◆ **Required work**: Search the entries for the word "Terrace" and pull out each line that has it.

◆ **Source records**:
-- Opening Marker --
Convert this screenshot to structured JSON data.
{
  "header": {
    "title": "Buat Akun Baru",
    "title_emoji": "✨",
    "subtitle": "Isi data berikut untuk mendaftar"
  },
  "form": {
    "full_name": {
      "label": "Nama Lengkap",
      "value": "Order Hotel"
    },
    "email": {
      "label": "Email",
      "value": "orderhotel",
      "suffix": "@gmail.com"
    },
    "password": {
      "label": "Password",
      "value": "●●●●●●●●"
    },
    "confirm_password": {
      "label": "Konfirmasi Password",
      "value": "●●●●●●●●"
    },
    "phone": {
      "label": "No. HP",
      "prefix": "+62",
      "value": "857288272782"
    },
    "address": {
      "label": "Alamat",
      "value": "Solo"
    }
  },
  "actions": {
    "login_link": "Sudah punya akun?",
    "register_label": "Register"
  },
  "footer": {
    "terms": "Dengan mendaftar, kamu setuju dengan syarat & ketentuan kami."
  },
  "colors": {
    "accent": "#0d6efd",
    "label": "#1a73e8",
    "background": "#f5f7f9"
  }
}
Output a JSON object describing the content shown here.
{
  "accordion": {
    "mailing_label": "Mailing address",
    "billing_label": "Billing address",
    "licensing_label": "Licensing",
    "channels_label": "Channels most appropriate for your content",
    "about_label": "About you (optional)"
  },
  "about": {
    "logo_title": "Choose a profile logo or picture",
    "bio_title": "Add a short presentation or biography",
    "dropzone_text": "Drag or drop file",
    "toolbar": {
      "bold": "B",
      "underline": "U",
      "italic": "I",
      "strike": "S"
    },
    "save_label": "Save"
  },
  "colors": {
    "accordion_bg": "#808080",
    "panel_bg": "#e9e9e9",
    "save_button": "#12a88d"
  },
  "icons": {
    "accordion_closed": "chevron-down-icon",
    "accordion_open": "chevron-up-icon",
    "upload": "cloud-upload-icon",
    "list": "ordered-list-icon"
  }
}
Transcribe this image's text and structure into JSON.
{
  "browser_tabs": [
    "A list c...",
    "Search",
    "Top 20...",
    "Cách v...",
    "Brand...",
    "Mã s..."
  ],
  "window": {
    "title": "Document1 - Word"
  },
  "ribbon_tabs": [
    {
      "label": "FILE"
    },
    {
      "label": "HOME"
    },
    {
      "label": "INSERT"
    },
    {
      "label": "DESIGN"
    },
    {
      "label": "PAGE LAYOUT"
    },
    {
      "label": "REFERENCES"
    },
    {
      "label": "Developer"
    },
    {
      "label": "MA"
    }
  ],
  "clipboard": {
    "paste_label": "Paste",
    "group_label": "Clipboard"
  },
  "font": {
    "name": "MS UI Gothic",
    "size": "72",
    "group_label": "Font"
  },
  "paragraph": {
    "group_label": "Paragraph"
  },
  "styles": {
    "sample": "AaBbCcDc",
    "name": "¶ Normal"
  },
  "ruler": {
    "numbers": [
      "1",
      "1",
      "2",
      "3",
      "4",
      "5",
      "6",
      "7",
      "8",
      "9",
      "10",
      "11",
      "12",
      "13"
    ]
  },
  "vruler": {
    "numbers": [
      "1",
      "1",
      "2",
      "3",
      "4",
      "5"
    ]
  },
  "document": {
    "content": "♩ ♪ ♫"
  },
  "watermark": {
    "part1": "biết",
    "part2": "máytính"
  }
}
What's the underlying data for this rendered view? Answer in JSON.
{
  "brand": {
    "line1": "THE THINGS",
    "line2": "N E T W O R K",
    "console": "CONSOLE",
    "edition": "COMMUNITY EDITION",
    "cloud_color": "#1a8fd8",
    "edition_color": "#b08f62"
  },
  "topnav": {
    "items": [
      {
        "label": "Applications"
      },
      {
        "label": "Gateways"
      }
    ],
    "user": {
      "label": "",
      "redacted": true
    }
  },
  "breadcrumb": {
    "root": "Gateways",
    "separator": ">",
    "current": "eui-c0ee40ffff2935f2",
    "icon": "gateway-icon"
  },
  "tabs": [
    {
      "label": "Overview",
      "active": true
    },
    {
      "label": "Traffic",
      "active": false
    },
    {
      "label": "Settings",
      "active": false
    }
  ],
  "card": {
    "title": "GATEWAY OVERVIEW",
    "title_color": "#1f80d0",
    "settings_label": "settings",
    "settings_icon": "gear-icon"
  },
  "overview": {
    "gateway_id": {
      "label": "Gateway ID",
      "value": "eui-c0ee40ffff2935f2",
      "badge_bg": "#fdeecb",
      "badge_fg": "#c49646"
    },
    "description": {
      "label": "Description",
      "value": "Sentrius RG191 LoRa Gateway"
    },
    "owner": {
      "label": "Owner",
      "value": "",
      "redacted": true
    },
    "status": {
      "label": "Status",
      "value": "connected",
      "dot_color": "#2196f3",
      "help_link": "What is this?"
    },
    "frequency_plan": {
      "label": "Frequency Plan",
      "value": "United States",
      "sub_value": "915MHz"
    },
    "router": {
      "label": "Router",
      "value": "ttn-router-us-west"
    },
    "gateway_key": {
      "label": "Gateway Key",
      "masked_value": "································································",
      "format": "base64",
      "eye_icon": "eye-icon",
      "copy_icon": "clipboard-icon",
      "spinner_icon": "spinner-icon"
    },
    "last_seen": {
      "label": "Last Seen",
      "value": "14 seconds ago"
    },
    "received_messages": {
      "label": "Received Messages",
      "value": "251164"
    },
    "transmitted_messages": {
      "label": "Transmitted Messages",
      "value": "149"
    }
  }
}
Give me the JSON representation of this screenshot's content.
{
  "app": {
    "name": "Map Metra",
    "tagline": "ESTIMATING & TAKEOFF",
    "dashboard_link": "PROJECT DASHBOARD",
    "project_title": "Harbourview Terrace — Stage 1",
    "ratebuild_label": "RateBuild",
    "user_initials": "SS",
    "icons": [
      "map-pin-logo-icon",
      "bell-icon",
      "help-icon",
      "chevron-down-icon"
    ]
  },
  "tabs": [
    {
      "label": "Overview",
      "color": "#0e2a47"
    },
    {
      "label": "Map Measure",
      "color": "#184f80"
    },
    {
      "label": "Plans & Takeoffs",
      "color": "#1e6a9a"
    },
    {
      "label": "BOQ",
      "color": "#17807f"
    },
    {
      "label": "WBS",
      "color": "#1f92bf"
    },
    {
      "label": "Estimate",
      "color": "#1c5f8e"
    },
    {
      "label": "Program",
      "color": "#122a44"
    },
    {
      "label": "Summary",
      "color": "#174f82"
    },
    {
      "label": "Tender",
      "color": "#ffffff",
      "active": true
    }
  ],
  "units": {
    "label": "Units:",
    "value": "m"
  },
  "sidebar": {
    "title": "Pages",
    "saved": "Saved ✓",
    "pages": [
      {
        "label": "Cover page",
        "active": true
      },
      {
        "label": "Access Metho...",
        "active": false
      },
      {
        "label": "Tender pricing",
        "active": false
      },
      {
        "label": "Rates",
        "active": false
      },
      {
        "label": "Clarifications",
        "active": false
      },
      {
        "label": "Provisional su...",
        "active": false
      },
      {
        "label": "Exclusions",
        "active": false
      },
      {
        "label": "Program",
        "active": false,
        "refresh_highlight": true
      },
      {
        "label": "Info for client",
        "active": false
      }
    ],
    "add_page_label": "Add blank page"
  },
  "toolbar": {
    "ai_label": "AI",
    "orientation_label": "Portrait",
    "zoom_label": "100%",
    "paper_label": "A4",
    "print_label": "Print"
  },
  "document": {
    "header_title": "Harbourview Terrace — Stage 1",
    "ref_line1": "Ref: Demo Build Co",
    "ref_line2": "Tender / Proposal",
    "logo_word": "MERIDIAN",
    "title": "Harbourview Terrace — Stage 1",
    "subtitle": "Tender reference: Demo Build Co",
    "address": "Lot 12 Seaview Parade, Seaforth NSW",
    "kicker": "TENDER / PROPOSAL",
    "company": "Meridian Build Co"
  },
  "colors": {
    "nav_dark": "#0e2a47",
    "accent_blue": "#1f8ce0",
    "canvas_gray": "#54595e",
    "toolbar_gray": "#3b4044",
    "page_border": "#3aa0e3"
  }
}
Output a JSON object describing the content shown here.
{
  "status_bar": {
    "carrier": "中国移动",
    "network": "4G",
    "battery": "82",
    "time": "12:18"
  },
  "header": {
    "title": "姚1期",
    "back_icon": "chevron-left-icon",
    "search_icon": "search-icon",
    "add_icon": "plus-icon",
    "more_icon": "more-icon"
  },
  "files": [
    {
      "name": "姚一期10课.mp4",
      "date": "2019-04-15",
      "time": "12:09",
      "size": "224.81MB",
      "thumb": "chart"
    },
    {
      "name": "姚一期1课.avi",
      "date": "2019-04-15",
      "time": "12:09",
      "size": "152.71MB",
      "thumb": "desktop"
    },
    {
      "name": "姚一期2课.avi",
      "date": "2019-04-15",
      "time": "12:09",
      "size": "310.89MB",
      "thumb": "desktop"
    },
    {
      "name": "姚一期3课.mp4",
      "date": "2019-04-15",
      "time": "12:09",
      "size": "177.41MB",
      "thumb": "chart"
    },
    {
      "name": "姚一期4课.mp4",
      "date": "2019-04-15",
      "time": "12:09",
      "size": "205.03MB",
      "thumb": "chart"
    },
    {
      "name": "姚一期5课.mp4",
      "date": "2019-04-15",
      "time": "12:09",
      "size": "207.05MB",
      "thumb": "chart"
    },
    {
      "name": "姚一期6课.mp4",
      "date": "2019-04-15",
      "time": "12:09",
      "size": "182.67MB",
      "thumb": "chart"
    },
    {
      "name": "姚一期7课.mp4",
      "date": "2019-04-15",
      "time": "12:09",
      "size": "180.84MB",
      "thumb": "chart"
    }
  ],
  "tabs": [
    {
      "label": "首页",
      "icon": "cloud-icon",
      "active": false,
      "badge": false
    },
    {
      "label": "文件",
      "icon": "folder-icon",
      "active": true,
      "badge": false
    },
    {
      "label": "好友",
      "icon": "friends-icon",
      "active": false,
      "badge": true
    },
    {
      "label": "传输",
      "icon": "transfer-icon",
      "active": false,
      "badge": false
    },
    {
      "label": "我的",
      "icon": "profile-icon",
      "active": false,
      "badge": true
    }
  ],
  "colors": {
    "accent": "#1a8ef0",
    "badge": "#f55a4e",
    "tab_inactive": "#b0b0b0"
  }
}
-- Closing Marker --
◆ **Response below**:
    "project_title": "Harbourview Terrace — Stage 1",
    "header_title": "Harbourview Terrace — Stage 1",
    "title": "Harbourview Terrace — Stage 1",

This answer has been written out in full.